*** Block opens ***

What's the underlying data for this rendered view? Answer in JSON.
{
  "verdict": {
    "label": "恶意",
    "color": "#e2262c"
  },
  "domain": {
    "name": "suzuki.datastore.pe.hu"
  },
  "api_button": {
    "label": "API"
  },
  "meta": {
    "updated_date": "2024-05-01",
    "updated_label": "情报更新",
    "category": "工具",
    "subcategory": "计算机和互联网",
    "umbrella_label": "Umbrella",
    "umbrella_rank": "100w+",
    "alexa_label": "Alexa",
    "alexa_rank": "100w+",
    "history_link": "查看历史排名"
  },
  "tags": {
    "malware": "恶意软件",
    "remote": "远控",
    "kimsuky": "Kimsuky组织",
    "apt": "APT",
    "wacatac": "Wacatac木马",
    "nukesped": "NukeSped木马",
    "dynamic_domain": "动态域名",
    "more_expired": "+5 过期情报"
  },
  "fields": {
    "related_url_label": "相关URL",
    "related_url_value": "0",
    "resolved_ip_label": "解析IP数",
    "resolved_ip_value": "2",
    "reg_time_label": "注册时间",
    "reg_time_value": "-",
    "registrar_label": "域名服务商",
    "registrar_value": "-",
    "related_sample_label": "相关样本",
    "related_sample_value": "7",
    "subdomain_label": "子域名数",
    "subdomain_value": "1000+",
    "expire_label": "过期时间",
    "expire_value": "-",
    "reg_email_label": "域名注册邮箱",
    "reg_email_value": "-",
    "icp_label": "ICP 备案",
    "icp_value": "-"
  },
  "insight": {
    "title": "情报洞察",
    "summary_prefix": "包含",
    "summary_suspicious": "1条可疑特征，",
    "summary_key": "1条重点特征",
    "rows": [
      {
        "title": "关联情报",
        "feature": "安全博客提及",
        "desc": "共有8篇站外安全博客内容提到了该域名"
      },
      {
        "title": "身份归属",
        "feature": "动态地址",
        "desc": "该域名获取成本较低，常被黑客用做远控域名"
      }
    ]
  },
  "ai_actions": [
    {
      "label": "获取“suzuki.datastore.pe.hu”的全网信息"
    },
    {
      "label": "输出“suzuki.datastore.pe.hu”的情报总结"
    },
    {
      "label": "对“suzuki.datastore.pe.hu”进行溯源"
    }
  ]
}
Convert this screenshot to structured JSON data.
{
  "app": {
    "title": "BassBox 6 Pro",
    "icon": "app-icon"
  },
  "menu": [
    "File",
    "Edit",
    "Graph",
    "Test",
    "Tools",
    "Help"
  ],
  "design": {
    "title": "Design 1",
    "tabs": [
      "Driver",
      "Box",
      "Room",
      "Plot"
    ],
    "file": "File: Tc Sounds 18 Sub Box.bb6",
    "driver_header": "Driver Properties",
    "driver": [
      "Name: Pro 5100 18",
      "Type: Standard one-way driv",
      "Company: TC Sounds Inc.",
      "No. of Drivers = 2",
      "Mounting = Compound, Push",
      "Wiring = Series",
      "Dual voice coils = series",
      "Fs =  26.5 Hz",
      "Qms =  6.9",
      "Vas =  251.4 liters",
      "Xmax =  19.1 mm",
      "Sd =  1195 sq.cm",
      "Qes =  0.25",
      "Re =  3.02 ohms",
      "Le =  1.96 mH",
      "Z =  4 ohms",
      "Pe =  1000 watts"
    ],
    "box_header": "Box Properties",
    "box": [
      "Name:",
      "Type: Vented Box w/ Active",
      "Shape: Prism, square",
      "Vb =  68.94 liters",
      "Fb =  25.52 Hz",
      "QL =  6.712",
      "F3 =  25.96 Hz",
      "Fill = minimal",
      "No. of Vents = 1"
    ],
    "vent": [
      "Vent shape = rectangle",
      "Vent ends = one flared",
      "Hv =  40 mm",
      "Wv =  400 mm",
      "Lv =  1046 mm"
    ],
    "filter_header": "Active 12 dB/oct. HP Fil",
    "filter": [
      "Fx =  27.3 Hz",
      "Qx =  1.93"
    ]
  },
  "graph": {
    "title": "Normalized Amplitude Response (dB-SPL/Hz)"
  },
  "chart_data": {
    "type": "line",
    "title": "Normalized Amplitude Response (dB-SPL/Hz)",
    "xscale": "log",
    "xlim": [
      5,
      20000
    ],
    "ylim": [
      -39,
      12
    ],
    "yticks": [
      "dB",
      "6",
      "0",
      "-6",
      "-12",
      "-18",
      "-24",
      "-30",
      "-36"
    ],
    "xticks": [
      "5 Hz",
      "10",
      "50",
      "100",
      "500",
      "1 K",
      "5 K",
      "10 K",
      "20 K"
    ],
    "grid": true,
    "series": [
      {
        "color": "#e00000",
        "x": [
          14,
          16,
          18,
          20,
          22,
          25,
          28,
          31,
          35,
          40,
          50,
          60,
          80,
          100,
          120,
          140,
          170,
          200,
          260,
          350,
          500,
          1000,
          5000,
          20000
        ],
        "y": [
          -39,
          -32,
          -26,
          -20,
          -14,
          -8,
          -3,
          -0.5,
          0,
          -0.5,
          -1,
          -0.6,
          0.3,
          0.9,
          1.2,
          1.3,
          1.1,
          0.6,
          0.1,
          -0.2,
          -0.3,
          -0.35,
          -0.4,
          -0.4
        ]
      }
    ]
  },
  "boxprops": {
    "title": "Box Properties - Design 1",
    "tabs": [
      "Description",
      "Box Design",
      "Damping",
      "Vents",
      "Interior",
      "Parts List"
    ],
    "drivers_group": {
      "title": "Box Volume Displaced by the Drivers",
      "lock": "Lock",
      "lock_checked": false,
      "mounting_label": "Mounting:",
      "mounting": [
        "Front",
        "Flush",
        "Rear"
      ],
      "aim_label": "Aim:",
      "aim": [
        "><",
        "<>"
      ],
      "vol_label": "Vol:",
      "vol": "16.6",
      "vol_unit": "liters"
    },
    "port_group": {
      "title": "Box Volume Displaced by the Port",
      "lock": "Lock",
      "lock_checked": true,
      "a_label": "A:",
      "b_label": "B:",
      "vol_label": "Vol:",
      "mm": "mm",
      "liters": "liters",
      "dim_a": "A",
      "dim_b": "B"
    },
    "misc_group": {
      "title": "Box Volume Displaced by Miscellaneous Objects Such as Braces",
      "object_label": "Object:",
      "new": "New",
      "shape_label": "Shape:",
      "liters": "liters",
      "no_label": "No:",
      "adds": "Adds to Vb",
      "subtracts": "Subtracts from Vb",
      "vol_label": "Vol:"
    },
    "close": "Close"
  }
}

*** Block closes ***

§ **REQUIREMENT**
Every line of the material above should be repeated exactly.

§ **EXPECTED ANSWER**
What's the underlying data for this rendered view? Answer in JSON.
{
  "verdict": {
    "label": "恶意",
    "color": "#e2262c"
  },
  "domain": {
    "name": "suzuki.datastore.pe.hu"
  },
  "api_button": {
    "label": "API"
  },
  "meta": {
    "updated_date": "2024-05-01",
    "updated_label": "情报更新",
    "category": "工具",
    "subcategory": "计算机和互联网",
    "umbrella_label": "Umbrella",
    "umbrella_rank": "100w+",
    "alexa_label": "Alexa",
    "alexa_rank": "100w+",
    "history_link": "查看历史排名"
  },
  "tags": {
    "malware": "恶意软件",
    "remote": "远控",
    "kimsuky": "Kimsuky组织",
    "apt": "APT",
    "wacatac": "Wacatac木马",
    "nukesped": "NukeSped木马",
    "dynamic_domain": "动态域名",
    "more_expired": "+5 过期情报"
  },
  "fields": {
    "related_url_label": "相关URL",
    "related_url_value": "0",
    "resolved_ip_label": "解析IP数",
    "resolved_ip_value": "2",
    "reg_time_label": "注册时间",
    "reg_time_value": "-",
    "registrar_label": "域名服务商",
    "registrar_value": "-",
    "related_sample_label": "相关样本",
    "related_sample_value": "7",
    "subdomain_label": "子域名数",
    "subdomain_value": "1000+",
    "expire_label": "过期时间",
    "expire_value": "-",
    "reg_email_label": "域名注册邮箱",
    "reg_email_value": "-",
    "icp_label": "ICP 备案",
    "icp_value": "-"
  },
  "insight": {
    "title": "情报洞察",
    "summary_prefix": "包含",
    "summary_suspicious": "1条可疑特征，",
    "summary_key": "1条重点特征",
    "rows": [
      {
        "title": "关联情报",
        "feature": "安全博客提及",
        "desc": "共有8篇站外安全博客内容提到了该域名"
      },
      {
        "title": "身份归属",
        "feature": "动态地址",
        "desc": "该域名获取成本较低，常被黑客用做远控域名"
      }
    ]
  },
  "ai_actions": [
    {
      "label": "获取“suzuki.datastore.pe.hu”的全网信息"
    },
    {
      "label": "输出“suzuki.datastore.pe.hu”的情报总结"
    },
    {
      "label": "对“suzuki.datastore.pe.hu”进行溯源"
    }
  ]
}
Convert this screenshot to structured JSON data.
{
  "app": {
    "title": "BassBox 6 Pro",
    "icon": "app-icon"
  },
  "menu": [
    "File",
    "Edit",
    "Graph",
    "Test",
    "Tools",
    "Help"
  ],
  "design": {
    "title": "Design 1",
    "tabs": [
      "Driver",
      "Box",
      "Room",
      "Plot"
    ],
    "file": "File: Tc Sounds 18 Sub Box.bb6",
    "driver_header": "Driver Properties",
    "driver": [
      "Name: Pro 5100 18",
      "Type: Standard one-way driv",
      "Company: TC Sounds Inc.",
      "No. of Drivers = 2",
      "Mounting = Compound, Push",
      "Wiring = Series",
      "Dual voice coils = series",
      "Fs =  26.5 Hz",
      "Qms =  6.9",
      "Vas =  251.4 liters",
      "Xmax =  19.1 mm",
      "Sd =  1195 sq.cm",
      "Qes =  0.25",
      "Re =  3.02 ohms",
      "Le =  1.96 mH",
      "Z =  4 ohms",
      "Pe =  1000 watts"
    ],
    "box_header": "Box Properties",
    "box": [
      "Name:",
      "Type: Vented Box w/ Active",
      "Shape: Prism, square",
      "Vb =  68.94 liters",
      "Fb =  25.52 Hz",
      "QL =  6.712",
      "F3 =  25.96 Hz",
      "Fill = minimal",
      "No. of Vents = 1"
    ],
    "vent": [
      "Vent shape = rectangle",
      "Vent ends = one flared",
      "Hv =  40 mm",
      "Wv =  400 mm",
      "Lv =  1046 mm"
    ],
    "filter_header": "Active 12 dB/oct. HP Fil",
    "filter": [
      "Fx =  27.3 Hz",
      "Qx =  1.93"
    ]
  },
  "graph": {
    "title": "Normalized Amplitude Response (dB-SPL/Hz)"
  },
  "chart_data": {
    "type": "line",
    "title": "Normalized Amplitude Response (dB-SPL/Hz)",
    "xscale": "log",
    "xlim": [
      5,
      20000
    ],
    "ylim": [
      -39,
      12
    ],
    "yticks": [
      "dB",
      "6",
      "0",
      "-6",
      "-12",
      "-18",
      "-24",
      "-30",
      "-36"
    ],
    "xticks": [
      "5 Hz",
      "10",
      "50",
      "100",
      "500",
      "1 K",
      "5 K",
      "10 K",
      "20 K"
    ],
    "grid": true,
    "series": [
      {
        "color": "#e00000",
        "x": [
          14,
          16,
          18,
          20,
          22,
          25,
          28,
          31,
          35,
          40,
          50,
          60,
          80,
          100,
          120,
          140,
          170,
          200,
          260,
          350,
          500,
          1000,
          5000,
          20000
        ],
        "y": [
          -39,
          -32,
          -26,
          -20,
          -14,
          -8,
          -3,
          -0.5,
          0,
          -0.5,
          -1,
          -0.6,
          0.3,
          0.9,
          1.2,
          1.3,
          1.1,
          0.6,
          0.1,
          -0.2,
          -0.3,
          -0.35,
          -0.4,
          -0.4
        ]
      }
    ]
  },
  "boxprops": {
    "title": "Box Properties - Design 1",
    "tabs": [
      "Description",
      "Box Design",
      "Damping",
      "Vents",
      "Interior",
      "Parts List"
    ],
    "drivers_group": {
      "title": "Box Volume Displaced by the Drivers",
      "lock": "Lock",
      "lock_checked": false,
      "mounting_label": "Mounting:",
      "mounting": [
        "Front",
        "Flush",
        "Rear"
      ],
      "aim_label": "Aim:",
      "aim": [
        "><",
        "<>"
      ],
      "vol_label": "Vol:",
      "vol": "16.6",
      "vol_unit": "liters"
    },
    "port_group": {
      "title": "Box Volume Displaced by the Port",
      "lock": "Lock",
      "lock_checked": true,
      "a_label": "A:",
      "b_label": "B:",
      "vol_label": "Vol:",
      "mm": "mm",
      "liters": "liters",
      "dim_a": "A",
      "dim_b": "B"
    },
    "misc_group": {
      "title": "Box Volume Displaced by Miscellaneous Objects Such as Braces",
      "object_label": "Object:",
      "new": "New",
      "shape_label": "Shape:",
      "liters": "liters",
      "no_label": "No:",
      "adds": "Adds to Vb",
      "subtracts": "Subtracts from Vb",
      "vol_label": "Vol:"
    },
    "close": "Close"
  }
}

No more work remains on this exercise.